We look for papers that are thought-provoking and robust because of what and how they add to our knowledge, appreciation and understanding of entrepreneurship. The remainder of this Call for Papers offers some clues about ways to situate fiction scholarship in entrepreneurship studies and suggests a variety of questions that contributions to this Call for Papers might address.

  1. Entrepreneurial mindset and mythic structures.
  2. Role and purpose of humanities in entrepreneur education.
  3. Using citizen science, book clubs, and fiction for co-creation of entrepreneurial knowledge.
  4. Entrepreneurship lessons of classic and contemporary literature (e.g., William Shakespeare, Thomas Mann, Naguib Mahfouz, William Faulkner, Mario Vargas Llosa, Steven Millhauser etc.) or science fiction (Jules Verne, Isaac Asimov, Neal Stephenson, Cixin Liu, Neil Gaiman, etc.)
  5. Storytelling, sense-making, and entrepreneurial narratives.
  6. Entrepreneurship and biblical texts/lessons.
  7. Entrepreneurial identity construction through stories and dramatization.
  8. Suspense and the entrepreneurship experience.
  9. Use of movies or television dramas in entrepreneurial identity and legitimacy.
  10. Exploring entrepreneur intersectionality, marginalization, families, and business creation in fictional works.
  11. Refugee entrepreneur narratives.
  12. Emotional aspects of family firm succession explored with poems and stories.
  13. Key questions, dilemma, and debates in entrepreneurship theory applied to real-world situations.
  14. Critically examine the cultural origins and perceptions of entrepreneurial career success.
  15. Using film to analyze cultural attitudes about innovation, work, and entrepreneurship.


While manuscripts may be submitted directly to the Journal by June 1 2022, the special issue editors encourage submission of full papers and extended abstracts for a Paper Development Workshop (PDW) and virtual conference connected to the Special Issue.

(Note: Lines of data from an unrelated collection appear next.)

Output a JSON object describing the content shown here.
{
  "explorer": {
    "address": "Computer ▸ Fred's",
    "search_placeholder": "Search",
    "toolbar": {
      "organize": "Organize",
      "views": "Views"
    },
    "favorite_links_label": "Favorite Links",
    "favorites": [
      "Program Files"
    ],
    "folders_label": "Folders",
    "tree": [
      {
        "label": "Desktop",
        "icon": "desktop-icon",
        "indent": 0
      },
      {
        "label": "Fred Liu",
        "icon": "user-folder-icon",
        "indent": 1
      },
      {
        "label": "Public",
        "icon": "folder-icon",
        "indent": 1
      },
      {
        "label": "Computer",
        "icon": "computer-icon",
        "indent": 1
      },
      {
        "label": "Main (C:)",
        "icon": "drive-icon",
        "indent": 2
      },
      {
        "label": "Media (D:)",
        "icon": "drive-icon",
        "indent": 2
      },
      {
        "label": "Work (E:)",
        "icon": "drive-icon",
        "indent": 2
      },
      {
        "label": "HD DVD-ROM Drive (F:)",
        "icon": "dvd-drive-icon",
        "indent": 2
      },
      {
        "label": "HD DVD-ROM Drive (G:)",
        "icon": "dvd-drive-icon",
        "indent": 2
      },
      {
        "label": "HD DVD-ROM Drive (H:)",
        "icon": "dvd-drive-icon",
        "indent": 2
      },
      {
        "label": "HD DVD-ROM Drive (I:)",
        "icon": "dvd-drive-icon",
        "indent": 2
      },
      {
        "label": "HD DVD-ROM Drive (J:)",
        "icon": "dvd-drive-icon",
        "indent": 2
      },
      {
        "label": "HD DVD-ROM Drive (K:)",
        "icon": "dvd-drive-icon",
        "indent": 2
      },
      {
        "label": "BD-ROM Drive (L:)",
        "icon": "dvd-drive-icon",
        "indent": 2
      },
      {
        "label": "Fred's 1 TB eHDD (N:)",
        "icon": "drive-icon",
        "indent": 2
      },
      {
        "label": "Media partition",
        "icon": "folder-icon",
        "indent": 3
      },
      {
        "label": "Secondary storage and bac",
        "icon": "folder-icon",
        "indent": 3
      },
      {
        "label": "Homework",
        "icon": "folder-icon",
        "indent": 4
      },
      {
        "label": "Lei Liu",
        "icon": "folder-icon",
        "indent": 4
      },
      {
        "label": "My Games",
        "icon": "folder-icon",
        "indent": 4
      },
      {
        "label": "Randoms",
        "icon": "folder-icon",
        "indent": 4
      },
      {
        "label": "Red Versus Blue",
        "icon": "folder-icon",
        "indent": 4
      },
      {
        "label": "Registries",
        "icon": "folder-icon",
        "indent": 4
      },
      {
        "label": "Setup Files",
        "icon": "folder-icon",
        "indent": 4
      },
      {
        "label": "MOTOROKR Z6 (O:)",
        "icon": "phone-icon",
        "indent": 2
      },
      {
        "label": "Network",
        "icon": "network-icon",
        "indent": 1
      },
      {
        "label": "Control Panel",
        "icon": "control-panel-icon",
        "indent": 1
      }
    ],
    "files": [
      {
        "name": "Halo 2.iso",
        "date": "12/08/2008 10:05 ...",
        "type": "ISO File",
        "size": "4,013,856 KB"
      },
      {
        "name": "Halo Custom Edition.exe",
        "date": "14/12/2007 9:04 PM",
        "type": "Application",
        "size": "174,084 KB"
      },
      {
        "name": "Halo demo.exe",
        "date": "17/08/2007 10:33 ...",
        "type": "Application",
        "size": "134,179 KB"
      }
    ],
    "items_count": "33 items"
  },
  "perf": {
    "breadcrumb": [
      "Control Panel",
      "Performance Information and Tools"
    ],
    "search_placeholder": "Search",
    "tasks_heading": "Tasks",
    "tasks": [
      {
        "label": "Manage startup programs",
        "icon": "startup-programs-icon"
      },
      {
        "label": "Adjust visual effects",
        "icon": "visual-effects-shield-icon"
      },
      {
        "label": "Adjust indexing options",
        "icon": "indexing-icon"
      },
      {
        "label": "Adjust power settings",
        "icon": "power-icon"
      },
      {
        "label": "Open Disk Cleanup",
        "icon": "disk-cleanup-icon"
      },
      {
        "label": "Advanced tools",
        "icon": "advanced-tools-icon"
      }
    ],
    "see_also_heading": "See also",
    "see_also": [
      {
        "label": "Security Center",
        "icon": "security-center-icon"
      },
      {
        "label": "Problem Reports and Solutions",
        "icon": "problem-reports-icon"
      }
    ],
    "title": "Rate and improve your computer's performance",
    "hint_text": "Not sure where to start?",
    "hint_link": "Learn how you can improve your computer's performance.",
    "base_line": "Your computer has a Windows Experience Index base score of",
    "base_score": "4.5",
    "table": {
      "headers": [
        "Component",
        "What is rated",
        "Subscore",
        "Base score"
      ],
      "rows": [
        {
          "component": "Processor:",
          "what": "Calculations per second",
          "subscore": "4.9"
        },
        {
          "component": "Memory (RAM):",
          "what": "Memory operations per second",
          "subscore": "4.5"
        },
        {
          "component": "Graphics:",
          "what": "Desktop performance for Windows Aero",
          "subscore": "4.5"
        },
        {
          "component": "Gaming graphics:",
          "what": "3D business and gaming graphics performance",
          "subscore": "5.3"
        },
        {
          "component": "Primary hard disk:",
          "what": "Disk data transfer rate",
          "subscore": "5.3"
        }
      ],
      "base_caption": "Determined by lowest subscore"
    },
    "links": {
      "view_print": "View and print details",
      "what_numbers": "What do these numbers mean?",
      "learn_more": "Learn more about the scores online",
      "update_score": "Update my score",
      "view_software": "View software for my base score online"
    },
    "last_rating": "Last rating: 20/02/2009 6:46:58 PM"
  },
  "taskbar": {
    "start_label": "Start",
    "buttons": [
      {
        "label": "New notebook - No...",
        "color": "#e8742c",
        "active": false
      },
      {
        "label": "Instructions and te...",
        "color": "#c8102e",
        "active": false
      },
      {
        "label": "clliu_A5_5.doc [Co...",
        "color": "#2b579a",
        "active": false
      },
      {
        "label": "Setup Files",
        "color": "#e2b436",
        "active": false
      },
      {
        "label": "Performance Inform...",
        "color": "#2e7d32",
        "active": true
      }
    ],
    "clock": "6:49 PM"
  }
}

Virtual Conference Submission Deadline: October 1, 2021

Paper Development Workshop Submission: November 5-8, 2021

Special Issue Submission Deadline: June 1, 2022

Scheduled for Publication: June 2023

Submitting Your Paper

The papers must be prepared in accordance with ERD’s style guide, as available at the journal’s website. Indicate the Special Issue on “Fiction and the Entrepreneurial Imagination” in your submission. We expect the special issue to be published in 2023.

Further Information

If prospective authors have questions about submitting to the special issue, please contact any of the special issue editors:

William B. Gartner:

Mattias Nordqvist:

Jennifer L. Schultz:

Roy Suddaby:

Read the call for paper